Recorded information section start

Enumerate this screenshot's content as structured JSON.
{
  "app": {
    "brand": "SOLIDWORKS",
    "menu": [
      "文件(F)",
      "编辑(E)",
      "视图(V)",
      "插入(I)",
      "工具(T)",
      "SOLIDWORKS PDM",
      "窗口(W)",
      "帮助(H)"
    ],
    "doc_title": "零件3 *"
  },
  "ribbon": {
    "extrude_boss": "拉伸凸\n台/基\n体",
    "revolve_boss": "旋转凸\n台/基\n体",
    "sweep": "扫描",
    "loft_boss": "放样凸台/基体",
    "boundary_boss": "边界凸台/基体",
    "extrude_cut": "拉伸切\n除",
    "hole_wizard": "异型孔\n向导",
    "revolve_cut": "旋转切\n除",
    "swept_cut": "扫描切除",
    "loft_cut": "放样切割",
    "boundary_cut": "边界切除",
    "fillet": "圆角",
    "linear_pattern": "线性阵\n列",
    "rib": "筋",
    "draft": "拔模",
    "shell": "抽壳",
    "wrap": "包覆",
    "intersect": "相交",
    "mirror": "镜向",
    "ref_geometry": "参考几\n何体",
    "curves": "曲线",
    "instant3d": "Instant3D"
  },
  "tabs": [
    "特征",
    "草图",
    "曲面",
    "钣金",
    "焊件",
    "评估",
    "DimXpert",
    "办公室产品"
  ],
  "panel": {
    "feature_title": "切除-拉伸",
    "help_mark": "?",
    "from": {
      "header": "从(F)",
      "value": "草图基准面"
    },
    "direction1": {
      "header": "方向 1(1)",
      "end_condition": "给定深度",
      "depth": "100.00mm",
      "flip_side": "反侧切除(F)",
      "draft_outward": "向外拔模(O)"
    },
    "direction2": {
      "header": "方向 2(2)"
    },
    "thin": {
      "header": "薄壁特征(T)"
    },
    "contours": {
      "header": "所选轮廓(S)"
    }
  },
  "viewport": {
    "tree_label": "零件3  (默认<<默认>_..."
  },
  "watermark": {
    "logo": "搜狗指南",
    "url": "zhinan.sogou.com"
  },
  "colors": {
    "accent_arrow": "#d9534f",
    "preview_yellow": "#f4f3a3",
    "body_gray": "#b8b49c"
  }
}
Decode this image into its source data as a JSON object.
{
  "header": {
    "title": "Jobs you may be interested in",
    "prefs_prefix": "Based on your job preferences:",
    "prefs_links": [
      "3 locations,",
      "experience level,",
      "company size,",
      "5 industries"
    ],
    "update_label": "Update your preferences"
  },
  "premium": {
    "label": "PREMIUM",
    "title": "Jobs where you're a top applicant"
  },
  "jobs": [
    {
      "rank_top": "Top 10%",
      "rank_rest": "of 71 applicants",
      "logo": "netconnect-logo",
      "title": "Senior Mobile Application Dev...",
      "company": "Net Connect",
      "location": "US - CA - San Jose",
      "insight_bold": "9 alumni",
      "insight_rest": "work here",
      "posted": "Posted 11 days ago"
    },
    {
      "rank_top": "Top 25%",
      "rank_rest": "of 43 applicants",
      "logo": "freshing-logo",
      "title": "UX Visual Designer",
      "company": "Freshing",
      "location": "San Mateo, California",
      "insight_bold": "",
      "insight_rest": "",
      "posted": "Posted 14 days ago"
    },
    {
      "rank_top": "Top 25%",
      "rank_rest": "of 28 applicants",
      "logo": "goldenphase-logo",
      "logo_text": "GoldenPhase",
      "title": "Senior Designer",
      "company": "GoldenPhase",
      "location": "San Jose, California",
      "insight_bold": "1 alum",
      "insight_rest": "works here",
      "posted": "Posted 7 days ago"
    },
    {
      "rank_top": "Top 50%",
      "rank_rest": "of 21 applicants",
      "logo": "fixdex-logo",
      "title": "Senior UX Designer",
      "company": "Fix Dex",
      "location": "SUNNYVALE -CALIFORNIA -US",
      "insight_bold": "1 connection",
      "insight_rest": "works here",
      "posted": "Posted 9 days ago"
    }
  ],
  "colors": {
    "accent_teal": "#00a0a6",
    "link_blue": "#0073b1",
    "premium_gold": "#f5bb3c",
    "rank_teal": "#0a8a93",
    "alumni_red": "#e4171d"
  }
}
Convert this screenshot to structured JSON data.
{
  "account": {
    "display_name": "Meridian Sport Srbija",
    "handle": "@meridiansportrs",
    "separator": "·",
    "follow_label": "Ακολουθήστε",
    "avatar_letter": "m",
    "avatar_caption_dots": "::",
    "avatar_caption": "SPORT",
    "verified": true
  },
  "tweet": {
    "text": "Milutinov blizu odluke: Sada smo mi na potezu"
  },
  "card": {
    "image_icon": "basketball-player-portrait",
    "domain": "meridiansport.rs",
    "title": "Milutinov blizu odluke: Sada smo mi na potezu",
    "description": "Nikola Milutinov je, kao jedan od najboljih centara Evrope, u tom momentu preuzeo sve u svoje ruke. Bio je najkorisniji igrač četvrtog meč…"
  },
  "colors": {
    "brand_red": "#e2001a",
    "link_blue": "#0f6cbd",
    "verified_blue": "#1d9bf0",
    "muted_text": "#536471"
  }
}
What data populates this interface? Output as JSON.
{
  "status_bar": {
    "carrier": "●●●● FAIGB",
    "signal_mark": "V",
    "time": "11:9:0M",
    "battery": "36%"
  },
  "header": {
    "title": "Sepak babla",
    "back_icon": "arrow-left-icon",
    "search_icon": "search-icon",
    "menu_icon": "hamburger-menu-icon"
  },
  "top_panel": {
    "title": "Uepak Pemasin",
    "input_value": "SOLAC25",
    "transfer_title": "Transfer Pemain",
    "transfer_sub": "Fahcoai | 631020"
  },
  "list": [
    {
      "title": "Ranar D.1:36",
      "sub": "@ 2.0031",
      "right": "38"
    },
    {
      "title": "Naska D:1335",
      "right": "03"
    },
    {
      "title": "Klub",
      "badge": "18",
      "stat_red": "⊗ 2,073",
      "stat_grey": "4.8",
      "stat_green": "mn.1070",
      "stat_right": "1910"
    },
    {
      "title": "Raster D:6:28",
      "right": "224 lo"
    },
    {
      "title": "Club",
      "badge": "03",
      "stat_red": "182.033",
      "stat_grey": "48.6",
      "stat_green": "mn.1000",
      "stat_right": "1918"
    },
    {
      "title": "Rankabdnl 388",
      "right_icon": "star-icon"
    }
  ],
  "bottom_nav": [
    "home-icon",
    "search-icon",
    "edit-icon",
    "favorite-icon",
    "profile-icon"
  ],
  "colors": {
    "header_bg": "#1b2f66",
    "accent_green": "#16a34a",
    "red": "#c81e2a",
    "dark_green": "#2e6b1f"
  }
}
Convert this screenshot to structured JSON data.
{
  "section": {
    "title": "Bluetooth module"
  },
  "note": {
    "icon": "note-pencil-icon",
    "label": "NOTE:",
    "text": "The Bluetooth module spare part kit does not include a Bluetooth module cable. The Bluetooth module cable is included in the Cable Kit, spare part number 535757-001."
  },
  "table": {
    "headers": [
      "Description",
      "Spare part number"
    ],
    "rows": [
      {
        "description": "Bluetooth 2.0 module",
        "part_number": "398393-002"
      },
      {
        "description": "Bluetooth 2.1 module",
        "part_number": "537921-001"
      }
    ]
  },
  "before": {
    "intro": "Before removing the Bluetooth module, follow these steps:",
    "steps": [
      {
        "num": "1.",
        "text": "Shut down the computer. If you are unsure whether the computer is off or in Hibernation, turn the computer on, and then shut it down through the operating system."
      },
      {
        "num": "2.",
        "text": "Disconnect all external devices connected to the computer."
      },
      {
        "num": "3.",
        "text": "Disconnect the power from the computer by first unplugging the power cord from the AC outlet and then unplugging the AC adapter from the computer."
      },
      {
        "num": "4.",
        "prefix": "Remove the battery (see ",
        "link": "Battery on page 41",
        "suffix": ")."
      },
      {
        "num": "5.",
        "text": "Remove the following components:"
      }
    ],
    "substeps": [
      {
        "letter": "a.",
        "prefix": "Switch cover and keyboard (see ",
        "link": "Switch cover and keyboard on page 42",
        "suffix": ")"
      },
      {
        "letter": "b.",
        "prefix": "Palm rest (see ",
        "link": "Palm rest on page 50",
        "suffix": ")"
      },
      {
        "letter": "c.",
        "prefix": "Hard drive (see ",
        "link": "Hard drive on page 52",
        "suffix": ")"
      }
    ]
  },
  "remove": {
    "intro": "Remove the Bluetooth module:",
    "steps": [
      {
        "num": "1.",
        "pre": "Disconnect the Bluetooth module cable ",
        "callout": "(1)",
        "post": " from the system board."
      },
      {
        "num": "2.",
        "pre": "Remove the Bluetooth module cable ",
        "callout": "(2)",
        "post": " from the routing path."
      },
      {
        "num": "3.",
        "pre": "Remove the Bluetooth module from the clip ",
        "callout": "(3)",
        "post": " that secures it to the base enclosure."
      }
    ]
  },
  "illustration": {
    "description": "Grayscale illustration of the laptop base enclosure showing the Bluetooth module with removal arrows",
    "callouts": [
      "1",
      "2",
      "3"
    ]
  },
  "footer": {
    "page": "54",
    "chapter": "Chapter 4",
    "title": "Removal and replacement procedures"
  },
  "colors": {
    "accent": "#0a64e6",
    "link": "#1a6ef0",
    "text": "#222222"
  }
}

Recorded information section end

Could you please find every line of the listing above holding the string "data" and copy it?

Decode this image into its source data as a JSON object.
Convert this screenshot to structured JSON data.
What data populates this interface? Output as JSON.
Convert this screenshot to structured JSON data.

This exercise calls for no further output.